Only lines containing "Windows" are wanted from the data below. Copy those lines.

__________

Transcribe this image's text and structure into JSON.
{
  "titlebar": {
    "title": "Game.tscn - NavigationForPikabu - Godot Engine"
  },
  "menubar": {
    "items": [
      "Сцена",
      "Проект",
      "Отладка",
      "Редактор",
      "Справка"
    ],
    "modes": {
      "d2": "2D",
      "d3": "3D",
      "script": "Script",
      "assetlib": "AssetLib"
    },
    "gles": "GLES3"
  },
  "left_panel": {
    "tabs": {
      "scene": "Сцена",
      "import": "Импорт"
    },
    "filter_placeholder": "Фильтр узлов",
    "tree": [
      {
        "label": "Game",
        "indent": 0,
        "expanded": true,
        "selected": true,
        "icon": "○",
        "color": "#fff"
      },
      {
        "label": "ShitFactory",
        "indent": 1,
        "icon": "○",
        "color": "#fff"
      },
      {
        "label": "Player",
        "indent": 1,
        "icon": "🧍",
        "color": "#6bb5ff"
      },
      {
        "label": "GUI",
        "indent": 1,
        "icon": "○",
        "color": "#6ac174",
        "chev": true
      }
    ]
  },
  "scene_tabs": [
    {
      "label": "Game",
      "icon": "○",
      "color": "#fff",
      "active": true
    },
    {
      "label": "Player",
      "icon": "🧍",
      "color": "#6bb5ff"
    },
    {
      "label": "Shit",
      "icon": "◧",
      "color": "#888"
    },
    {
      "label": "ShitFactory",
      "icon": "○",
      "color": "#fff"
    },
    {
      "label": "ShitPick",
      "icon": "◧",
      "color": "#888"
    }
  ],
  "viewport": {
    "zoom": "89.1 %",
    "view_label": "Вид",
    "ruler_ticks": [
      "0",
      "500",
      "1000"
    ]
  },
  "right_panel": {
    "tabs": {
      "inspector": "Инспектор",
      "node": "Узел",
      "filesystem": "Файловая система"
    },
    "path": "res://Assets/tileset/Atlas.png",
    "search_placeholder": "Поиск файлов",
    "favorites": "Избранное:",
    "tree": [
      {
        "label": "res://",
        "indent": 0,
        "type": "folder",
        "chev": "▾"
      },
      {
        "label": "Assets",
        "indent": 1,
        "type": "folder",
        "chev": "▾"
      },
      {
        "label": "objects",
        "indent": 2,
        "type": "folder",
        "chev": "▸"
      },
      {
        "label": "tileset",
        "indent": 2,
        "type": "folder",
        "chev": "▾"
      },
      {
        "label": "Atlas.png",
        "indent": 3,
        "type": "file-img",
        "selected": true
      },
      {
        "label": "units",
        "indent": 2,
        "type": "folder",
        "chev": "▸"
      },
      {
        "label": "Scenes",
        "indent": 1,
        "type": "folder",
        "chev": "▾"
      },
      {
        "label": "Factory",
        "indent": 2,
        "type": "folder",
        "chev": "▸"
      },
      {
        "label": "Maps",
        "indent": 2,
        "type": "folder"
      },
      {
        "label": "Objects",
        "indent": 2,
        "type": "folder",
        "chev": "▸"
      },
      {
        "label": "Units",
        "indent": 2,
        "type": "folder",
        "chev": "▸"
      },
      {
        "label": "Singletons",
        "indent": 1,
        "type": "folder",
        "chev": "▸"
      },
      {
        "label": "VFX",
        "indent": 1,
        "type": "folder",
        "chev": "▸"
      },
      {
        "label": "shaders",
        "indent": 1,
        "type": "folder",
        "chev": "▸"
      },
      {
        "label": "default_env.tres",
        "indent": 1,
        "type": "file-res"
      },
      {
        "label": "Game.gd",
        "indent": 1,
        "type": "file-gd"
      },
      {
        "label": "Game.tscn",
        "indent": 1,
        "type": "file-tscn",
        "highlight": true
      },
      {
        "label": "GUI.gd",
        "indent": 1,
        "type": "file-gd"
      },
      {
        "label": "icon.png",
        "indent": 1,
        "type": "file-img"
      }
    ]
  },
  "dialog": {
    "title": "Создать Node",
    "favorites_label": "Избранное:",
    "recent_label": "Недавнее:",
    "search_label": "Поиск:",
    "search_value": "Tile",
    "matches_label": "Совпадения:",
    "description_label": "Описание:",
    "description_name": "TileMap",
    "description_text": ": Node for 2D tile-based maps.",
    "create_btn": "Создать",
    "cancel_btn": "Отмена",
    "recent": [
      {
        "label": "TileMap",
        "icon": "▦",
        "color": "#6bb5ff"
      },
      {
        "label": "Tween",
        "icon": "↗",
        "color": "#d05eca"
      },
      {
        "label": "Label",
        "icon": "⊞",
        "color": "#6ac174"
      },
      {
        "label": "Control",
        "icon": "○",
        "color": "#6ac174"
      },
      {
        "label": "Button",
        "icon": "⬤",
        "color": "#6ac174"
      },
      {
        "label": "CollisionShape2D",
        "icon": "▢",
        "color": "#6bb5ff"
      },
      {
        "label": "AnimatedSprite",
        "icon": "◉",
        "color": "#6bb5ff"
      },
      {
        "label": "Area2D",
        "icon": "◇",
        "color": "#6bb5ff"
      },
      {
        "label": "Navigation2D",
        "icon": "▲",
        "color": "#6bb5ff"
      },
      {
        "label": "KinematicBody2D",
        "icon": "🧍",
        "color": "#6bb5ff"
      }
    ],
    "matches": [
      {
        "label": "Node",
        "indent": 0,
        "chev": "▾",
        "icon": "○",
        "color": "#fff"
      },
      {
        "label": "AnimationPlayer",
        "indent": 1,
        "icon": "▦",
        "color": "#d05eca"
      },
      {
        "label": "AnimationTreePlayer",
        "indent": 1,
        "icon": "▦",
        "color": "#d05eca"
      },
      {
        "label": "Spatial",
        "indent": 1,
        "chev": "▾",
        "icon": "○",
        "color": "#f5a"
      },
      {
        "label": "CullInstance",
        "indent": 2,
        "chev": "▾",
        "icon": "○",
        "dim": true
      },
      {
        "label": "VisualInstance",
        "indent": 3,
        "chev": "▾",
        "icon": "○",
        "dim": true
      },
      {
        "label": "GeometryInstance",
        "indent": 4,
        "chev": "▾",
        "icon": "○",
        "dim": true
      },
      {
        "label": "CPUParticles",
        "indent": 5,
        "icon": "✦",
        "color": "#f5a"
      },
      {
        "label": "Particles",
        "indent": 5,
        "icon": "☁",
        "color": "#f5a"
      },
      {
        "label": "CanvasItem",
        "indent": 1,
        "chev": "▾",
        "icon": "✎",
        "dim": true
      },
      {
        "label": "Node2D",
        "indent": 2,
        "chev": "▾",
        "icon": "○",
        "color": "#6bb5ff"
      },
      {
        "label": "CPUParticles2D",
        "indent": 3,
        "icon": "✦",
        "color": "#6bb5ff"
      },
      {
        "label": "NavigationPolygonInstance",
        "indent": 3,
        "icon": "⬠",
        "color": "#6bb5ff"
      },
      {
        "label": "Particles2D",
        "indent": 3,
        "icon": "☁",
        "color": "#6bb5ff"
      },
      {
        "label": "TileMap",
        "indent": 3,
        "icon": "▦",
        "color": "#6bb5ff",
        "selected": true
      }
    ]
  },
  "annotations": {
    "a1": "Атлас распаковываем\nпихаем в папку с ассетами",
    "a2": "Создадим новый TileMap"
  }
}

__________

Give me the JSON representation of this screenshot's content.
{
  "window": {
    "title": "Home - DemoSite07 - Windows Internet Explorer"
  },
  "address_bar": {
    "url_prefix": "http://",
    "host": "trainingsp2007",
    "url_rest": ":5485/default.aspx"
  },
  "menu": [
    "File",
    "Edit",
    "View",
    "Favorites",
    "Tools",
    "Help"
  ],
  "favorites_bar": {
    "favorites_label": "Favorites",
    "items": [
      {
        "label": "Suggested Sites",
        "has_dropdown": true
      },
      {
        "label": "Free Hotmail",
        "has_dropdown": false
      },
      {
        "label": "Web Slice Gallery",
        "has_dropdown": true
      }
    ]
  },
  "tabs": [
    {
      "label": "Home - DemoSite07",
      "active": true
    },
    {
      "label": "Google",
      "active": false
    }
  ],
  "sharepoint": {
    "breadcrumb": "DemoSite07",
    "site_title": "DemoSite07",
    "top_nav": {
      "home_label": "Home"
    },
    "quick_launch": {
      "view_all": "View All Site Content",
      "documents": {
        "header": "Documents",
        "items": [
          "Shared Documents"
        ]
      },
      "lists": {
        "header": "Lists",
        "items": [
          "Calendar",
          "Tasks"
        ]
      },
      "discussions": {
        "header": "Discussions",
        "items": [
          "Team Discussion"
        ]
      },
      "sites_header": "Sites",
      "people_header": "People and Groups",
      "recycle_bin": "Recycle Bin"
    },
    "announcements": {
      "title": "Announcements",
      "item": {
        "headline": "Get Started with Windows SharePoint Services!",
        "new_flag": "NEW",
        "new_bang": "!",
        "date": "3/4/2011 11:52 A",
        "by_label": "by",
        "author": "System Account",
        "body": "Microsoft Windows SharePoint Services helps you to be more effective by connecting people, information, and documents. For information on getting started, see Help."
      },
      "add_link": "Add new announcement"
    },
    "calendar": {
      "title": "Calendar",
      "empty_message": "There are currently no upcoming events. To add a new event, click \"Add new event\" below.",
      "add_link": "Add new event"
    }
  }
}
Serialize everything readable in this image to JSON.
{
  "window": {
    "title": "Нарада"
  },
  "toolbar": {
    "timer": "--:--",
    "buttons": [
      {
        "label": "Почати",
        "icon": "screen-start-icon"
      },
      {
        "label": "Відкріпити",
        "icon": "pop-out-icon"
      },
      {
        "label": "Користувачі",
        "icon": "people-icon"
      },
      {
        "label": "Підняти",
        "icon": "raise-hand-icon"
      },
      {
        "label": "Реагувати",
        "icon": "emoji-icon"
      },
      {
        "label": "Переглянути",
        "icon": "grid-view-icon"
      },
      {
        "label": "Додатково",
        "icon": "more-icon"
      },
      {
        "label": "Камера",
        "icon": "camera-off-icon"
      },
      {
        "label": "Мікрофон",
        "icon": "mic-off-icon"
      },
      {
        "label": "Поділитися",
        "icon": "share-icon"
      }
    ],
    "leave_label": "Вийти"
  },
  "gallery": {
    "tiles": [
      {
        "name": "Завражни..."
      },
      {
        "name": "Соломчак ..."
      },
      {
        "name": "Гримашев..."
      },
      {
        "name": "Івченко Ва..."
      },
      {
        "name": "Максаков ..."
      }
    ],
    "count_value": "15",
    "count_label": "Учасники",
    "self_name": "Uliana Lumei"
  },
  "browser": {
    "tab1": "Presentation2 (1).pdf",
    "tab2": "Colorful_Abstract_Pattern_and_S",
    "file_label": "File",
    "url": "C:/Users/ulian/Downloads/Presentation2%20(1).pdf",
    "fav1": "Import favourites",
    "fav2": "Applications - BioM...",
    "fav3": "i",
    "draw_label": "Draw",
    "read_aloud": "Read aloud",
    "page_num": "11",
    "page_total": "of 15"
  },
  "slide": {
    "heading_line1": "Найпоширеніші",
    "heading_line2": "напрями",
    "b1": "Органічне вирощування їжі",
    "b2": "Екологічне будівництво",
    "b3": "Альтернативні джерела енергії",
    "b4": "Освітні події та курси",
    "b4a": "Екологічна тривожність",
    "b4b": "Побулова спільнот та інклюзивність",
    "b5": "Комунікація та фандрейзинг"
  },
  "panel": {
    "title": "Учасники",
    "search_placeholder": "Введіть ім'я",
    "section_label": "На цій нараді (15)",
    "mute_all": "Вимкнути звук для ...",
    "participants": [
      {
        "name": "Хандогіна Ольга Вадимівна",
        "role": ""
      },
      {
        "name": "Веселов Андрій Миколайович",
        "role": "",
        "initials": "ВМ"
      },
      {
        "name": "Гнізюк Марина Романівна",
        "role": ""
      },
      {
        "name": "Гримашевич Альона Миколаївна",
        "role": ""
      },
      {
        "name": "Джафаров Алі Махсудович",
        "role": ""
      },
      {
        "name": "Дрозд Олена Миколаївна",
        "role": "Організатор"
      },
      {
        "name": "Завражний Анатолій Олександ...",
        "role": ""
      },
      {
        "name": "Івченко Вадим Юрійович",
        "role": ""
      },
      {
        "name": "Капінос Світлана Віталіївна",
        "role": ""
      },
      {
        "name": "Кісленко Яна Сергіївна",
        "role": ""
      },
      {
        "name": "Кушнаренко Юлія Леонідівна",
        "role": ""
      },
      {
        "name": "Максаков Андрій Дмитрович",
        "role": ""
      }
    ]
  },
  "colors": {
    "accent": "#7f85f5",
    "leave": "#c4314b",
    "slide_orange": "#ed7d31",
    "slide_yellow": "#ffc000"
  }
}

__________

- Result of this exercise
    "title": "Home - DemoSite07 - Windows Internet Explorer"
        "headline": "Get Started with Windows SharePoint Services!",
        "body": "Microsoft Windows SharePoint Services helps you to be more effective by connecting people, information, and documents. For information on getting started, see Help."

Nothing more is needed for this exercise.